Stored records:
__________________________________________________
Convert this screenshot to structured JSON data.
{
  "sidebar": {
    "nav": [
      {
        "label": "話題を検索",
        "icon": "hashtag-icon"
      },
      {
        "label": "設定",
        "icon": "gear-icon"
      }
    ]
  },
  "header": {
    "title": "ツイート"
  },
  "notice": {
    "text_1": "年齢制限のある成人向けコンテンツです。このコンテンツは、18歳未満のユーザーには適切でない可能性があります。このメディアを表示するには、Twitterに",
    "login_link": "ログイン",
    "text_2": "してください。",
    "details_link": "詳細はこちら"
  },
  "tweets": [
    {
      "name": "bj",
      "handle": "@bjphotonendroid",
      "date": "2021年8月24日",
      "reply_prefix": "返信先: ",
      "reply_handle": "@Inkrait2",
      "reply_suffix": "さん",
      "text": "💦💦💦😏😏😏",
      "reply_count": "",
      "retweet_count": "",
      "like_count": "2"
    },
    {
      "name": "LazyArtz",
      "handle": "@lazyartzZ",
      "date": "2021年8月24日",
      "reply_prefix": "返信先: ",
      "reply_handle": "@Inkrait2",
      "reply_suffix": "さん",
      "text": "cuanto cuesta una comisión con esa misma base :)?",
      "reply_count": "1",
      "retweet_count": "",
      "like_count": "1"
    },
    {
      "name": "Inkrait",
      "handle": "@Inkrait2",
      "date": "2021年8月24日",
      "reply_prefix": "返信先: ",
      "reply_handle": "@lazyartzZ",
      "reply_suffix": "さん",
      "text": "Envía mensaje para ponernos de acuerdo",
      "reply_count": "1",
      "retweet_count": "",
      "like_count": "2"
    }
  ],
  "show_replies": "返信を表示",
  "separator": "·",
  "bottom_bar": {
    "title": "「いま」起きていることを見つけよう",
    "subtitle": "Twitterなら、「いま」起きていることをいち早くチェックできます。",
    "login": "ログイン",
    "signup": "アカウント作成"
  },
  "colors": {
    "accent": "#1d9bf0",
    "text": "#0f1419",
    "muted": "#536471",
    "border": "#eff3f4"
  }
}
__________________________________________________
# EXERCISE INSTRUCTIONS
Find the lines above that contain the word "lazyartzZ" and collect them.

# WRITTEN SOLUTION
      "handle": "@lazyartzZ",
      "reply_handle": "@lazyartzZ",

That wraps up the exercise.